WORK TO BE COMPLETED:
What you give back should match the entries below character for character.

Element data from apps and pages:
☆ ☆ ☆
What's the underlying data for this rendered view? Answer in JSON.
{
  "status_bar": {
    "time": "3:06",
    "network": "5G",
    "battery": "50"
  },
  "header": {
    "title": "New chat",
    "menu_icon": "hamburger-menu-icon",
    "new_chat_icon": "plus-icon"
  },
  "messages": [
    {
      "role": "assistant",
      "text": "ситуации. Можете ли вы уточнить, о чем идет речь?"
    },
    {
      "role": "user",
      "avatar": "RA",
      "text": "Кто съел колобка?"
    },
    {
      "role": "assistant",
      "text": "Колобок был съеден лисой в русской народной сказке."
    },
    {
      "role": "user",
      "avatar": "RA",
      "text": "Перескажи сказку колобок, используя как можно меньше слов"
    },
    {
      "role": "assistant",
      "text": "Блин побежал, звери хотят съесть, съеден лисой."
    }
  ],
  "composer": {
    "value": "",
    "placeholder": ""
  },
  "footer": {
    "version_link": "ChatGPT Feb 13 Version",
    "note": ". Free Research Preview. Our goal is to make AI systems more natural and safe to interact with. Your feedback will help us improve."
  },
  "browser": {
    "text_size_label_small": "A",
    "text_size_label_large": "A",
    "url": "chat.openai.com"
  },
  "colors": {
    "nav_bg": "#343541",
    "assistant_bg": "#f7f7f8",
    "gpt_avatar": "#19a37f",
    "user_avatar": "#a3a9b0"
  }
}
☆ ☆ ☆
YOUR RESPONSE:
What's the underlying data for this rendered view? Answer in JSON.
{
  "status_bar": {
    "time": "3:06",
    "network": "5G",
    "battery": "50"
  },
  "header": {
    "title": "New chat",
    "menu_icon": "hamburger-menu-icon",
    "new_chat_icon": "plus-icon"
  },
  "messages": [
    {
      "role": "assistant",
      "text": "ситуации. Можете ли вы уточнить, о чем идет речь?"
    },
    {
      "role": "user",
      "avatar": "RA",
      "text": "Кто съел колобка?"
    },
    {
      "role": "assistant",
      "text": "Колобок был съеден лисой в русской народной сказке."
    },
    {
      "role": "user",
      "avatar": "RA",
      "text": "Перескажи сказку колобок, используя как можно меньше слов"
    },
    {
      "role": "assistant",
      "text": "Блин побежал, звери хотят съесть, съеден лисой."
    }
  ],
  "composer": {
    "value": "",
    "placeholder": ""
  },
  "footer": {
    "version_link": "ChatGPT Feb 13 Version",
    "note": ". Free Research Preview. Our goal is to make AI systems more natural and safe to interact with. Your feedback will help us improve."
  },
  "browser": {
    "text_size_label_small": "A",
    "text_size_label_large": "A",
    "url": "chat.openai.com"
  },
  "colors": {
    "nav_bg": "#343541",
    "assistant_bg": "#f7f7f8",
    "gpt_avatar": "#19a37f",
    "user_avatar": "#a3a9b0"
  }
}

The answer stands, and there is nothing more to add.